● Required work: Where "template" occurs in a line of the entries below, copy that line.

● Input material:
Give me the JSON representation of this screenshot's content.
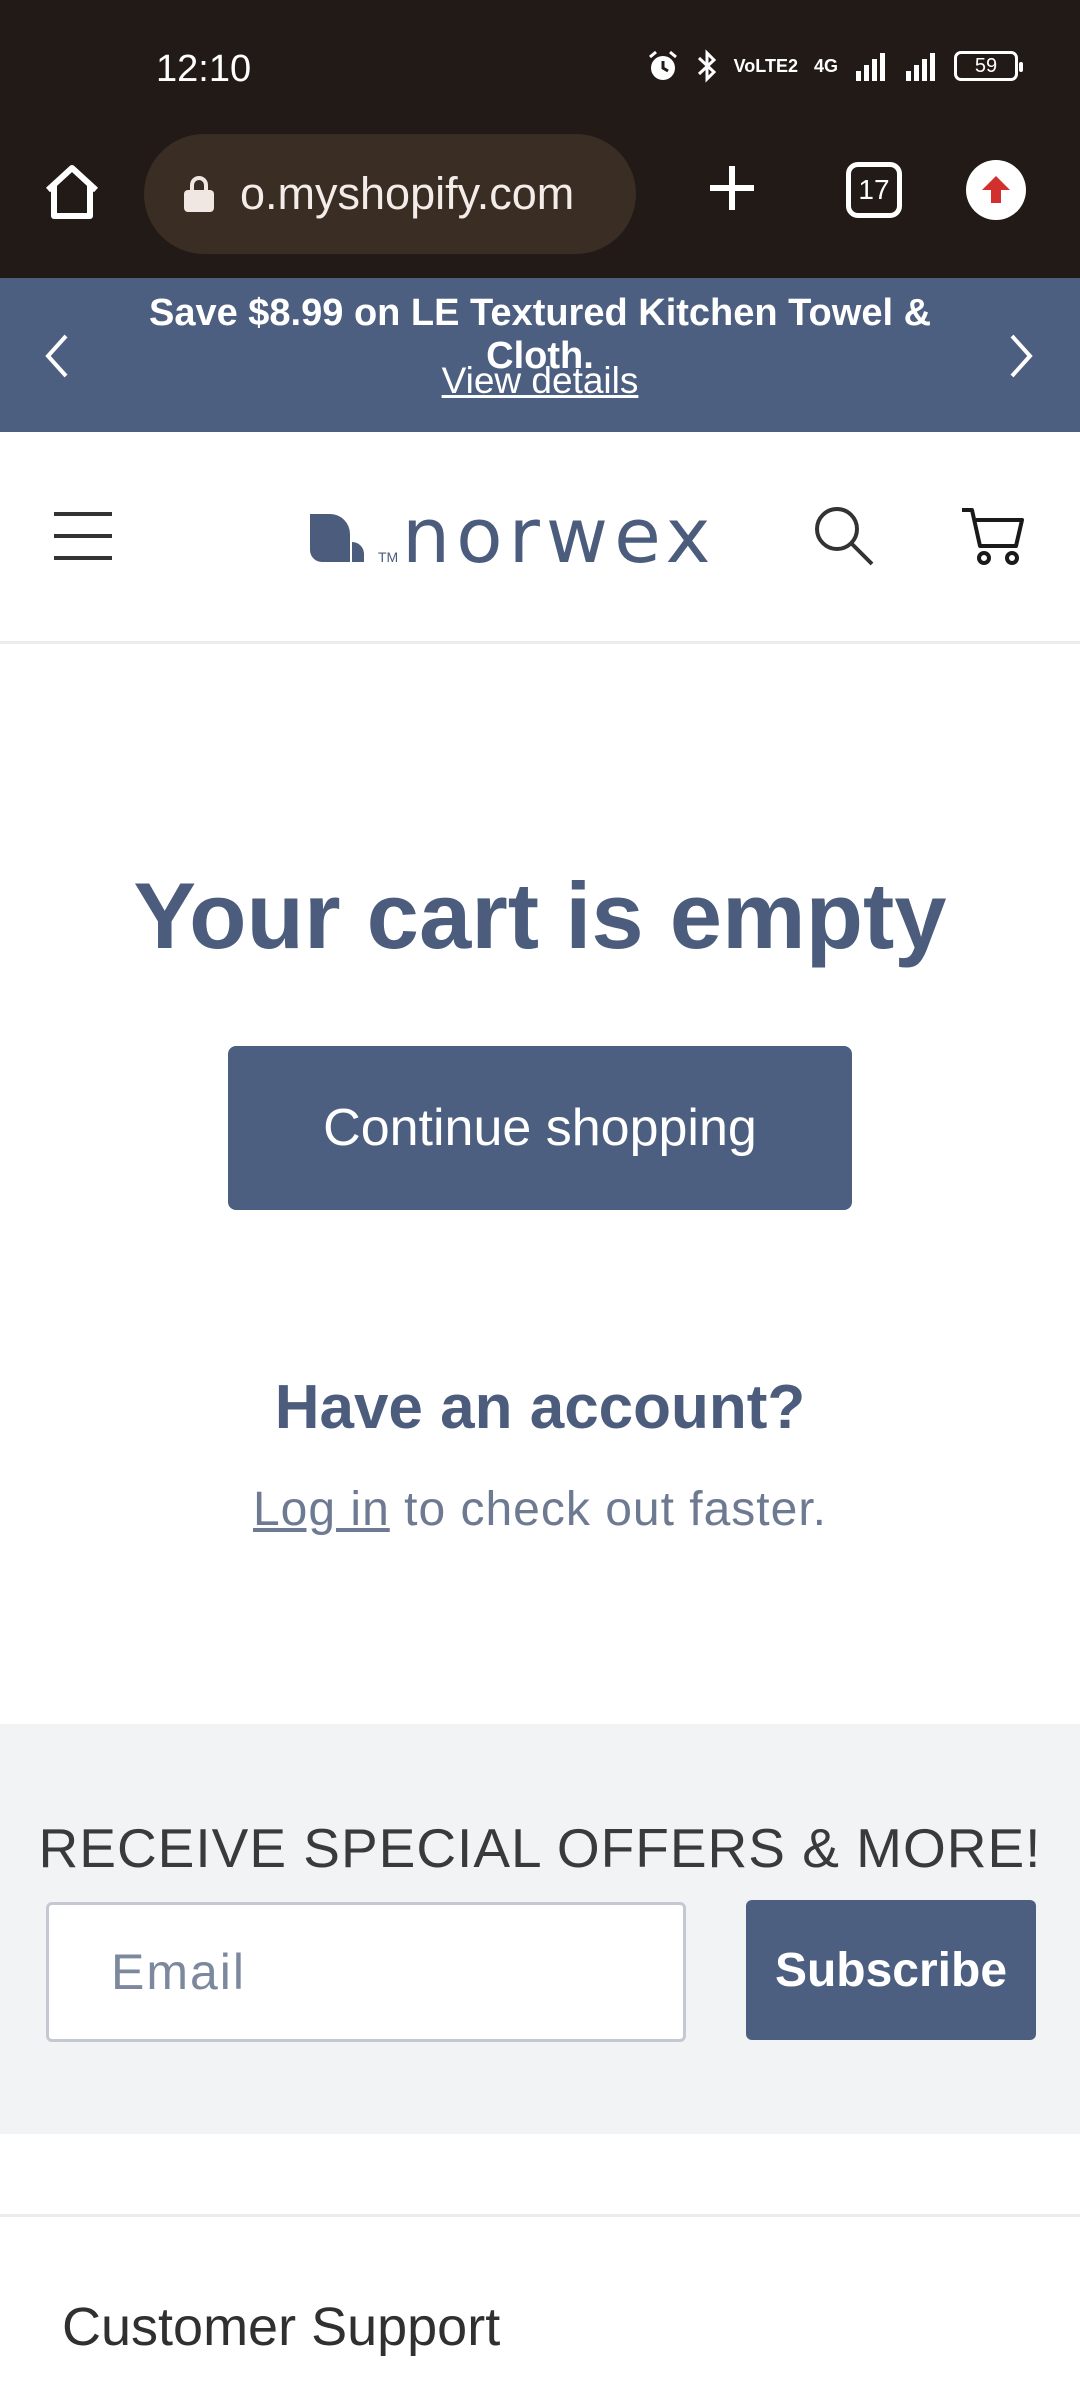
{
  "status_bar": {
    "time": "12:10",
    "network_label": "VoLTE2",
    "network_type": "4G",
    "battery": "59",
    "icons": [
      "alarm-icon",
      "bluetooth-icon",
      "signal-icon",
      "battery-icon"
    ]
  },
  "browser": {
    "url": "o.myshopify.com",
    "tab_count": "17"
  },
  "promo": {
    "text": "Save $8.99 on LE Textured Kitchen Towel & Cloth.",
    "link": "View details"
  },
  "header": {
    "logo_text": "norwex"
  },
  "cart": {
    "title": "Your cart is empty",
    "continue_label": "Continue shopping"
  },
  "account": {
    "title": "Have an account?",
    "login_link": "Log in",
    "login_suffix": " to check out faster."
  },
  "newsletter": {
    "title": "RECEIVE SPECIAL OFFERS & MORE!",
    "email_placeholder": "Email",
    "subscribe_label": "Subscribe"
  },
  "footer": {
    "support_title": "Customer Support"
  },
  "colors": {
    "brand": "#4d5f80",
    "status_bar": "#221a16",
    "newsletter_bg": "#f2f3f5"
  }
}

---

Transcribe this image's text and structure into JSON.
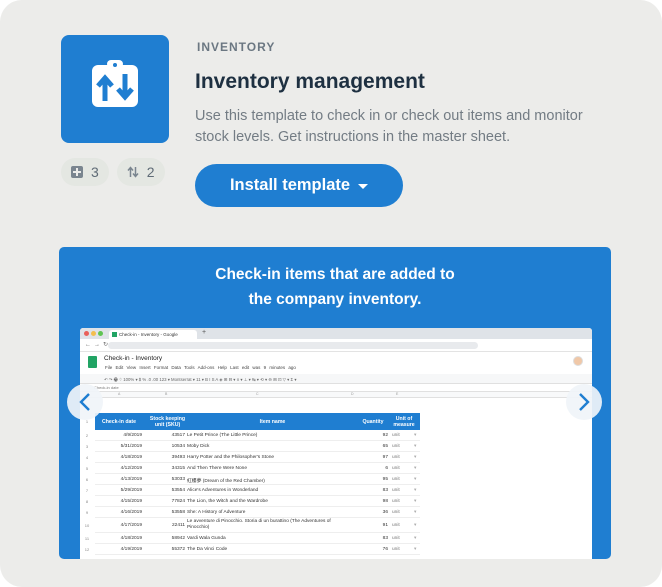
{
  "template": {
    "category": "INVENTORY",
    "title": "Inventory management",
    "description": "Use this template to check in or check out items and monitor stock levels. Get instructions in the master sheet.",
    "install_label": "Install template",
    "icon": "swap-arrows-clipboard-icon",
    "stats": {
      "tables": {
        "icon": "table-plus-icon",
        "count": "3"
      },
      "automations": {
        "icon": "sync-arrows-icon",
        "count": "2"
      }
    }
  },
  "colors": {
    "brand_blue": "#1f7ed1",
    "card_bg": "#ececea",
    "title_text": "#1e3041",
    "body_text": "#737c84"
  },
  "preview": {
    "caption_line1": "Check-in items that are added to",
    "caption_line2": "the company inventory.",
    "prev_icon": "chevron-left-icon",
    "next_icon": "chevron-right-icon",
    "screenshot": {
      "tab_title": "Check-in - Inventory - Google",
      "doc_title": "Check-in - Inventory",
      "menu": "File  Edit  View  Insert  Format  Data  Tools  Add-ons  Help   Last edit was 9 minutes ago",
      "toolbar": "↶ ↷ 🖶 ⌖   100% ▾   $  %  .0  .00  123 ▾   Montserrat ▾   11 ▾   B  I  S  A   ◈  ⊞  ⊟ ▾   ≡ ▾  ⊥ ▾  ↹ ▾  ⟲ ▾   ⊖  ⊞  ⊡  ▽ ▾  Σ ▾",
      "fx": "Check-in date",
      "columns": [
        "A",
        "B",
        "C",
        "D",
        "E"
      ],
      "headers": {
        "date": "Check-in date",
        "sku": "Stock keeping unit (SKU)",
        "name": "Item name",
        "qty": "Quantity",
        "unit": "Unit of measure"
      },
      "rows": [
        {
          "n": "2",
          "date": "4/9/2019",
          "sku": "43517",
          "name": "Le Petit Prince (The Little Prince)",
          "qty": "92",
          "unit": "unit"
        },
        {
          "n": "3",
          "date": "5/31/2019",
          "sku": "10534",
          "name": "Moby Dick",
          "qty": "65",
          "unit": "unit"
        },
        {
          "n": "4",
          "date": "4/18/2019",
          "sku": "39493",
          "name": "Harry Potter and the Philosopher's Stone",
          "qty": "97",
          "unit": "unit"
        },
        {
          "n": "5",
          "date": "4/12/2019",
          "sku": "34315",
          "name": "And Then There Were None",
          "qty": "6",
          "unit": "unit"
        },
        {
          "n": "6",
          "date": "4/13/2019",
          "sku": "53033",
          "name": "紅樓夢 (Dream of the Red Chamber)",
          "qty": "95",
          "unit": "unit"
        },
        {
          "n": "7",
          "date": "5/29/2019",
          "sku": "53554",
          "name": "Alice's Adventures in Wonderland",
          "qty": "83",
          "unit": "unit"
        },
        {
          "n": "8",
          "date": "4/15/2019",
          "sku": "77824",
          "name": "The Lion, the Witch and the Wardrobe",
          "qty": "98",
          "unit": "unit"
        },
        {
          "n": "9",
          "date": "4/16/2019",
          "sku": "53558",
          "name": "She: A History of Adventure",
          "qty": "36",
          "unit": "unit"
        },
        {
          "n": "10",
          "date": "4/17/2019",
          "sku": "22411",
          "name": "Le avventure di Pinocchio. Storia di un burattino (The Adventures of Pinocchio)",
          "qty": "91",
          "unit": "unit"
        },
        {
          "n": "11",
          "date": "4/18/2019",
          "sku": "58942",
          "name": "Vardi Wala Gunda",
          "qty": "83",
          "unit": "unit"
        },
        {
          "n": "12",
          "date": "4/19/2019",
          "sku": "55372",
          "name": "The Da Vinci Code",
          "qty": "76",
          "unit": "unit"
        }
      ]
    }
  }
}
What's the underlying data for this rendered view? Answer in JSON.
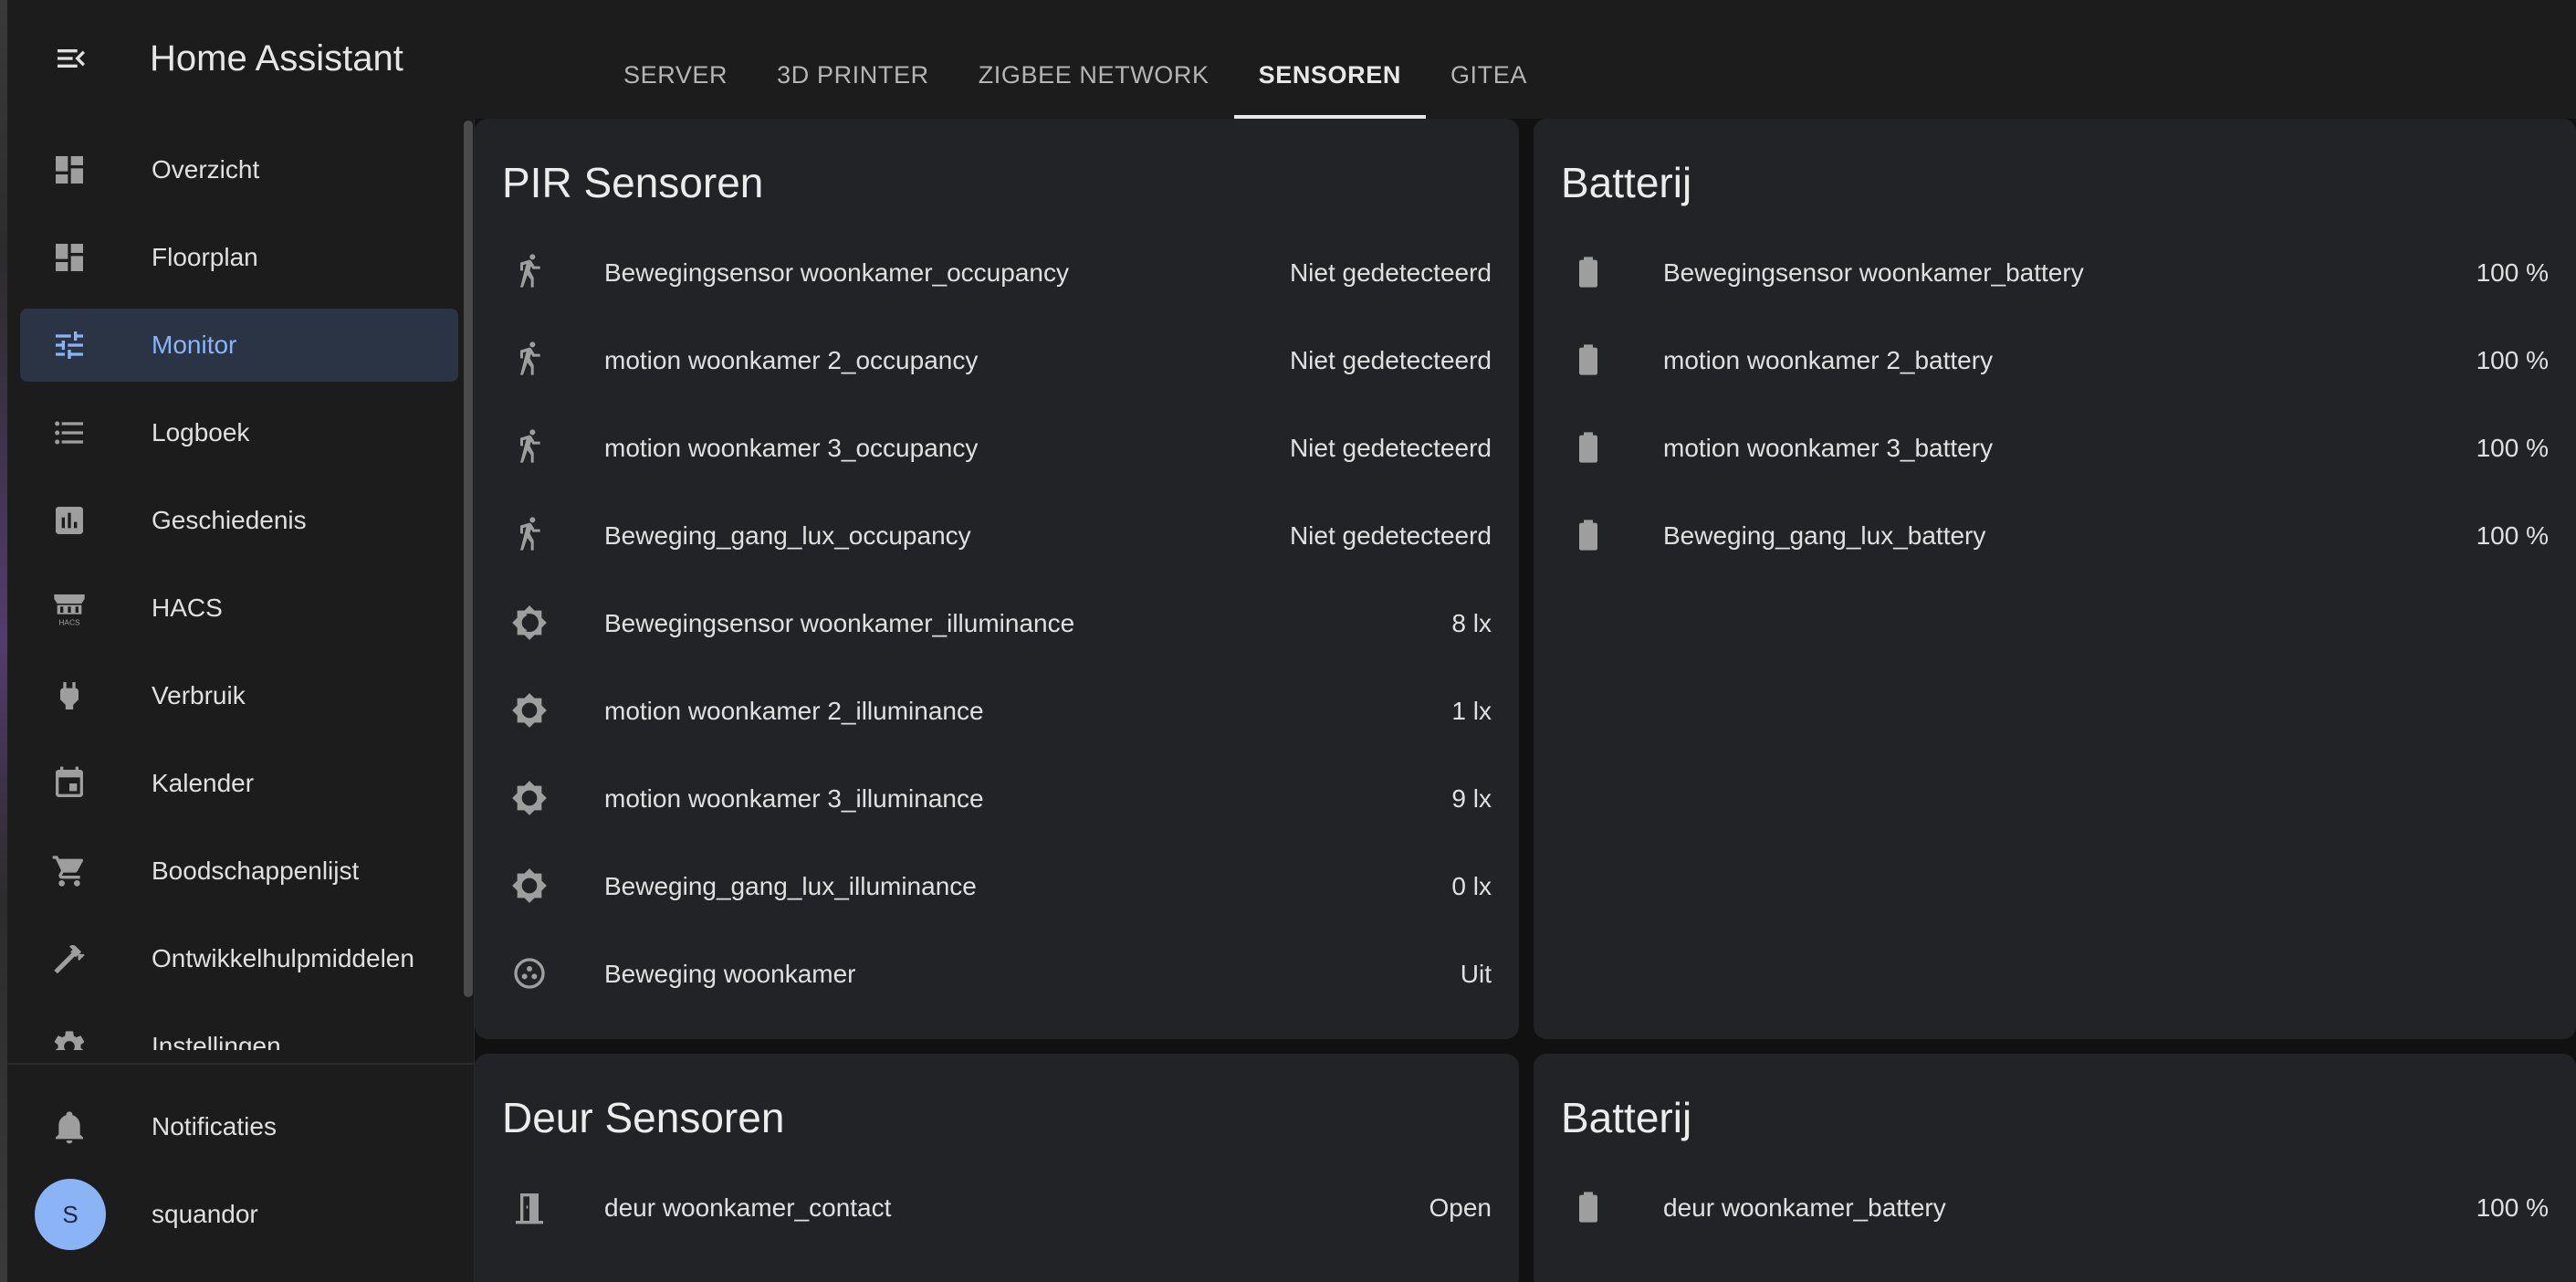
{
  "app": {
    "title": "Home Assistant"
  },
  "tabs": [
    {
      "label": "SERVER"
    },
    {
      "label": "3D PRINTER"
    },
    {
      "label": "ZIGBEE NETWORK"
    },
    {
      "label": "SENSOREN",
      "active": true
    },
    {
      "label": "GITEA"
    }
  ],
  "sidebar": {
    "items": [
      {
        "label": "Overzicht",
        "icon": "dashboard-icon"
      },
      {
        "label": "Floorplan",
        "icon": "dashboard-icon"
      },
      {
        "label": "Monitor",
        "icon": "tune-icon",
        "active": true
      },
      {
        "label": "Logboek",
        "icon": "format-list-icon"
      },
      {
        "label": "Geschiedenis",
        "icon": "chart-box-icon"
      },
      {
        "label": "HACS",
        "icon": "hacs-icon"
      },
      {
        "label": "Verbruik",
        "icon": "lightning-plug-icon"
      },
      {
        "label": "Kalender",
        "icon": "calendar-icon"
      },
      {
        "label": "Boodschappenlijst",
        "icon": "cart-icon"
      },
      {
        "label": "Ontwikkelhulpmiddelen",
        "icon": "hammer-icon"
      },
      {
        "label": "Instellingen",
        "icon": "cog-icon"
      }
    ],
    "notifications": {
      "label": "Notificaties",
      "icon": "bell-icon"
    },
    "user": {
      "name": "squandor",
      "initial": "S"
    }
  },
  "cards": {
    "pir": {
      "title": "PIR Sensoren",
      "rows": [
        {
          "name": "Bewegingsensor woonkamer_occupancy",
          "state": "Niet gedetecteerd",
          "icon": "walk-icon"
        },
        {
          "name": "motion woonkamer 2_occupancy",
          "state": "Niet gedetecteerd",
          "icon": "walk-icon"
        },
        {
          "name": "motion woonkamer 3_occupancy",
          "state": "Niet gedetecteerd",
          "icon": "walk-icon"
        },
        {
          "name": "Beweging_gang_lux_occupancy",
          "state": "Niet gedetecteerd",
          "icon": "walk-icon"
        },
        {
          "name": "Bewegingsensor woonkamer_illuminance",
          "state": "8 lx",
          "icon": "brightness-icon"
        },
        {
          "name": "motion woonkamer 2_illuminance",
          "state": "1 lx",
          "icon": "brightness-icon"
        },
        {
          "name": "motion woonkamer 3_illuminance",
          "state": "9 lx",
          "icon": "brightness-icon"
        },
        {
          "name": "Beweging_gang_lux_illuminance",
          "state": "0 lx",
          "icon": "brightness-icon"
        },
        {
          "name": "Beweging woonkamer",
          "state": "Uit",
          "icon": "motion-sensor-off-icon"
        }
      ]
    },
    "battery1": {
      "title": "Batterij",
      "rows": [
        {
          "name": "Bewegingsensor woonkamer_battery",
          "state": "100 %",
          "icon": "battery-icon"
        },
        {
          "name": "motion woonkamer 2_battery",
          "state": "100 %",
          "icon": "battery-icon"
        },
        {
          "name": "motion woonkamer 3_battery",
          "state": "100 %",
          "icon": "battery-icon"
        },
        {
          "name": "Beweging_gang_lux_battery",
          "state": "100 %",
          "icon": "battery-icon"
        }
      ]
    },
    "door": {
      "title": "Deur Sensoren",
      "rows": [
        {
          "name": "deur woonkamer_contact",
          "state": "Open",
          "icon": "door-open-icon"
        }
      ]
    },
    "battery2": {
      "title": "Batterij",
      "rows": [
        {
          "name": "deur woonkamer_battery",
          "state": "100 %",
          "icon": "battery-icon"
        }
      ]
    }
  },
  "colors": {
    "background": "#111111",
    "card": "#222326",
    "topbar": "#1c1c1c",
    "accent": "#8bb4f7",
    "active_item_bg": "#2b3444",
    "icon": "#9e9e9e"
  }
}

● Solution for this problem:
  "template": {
    "description": "Use this template to check in or check out items and monitor stock levels. Get instructions in the master sheet.",
    "install_label": "Install template",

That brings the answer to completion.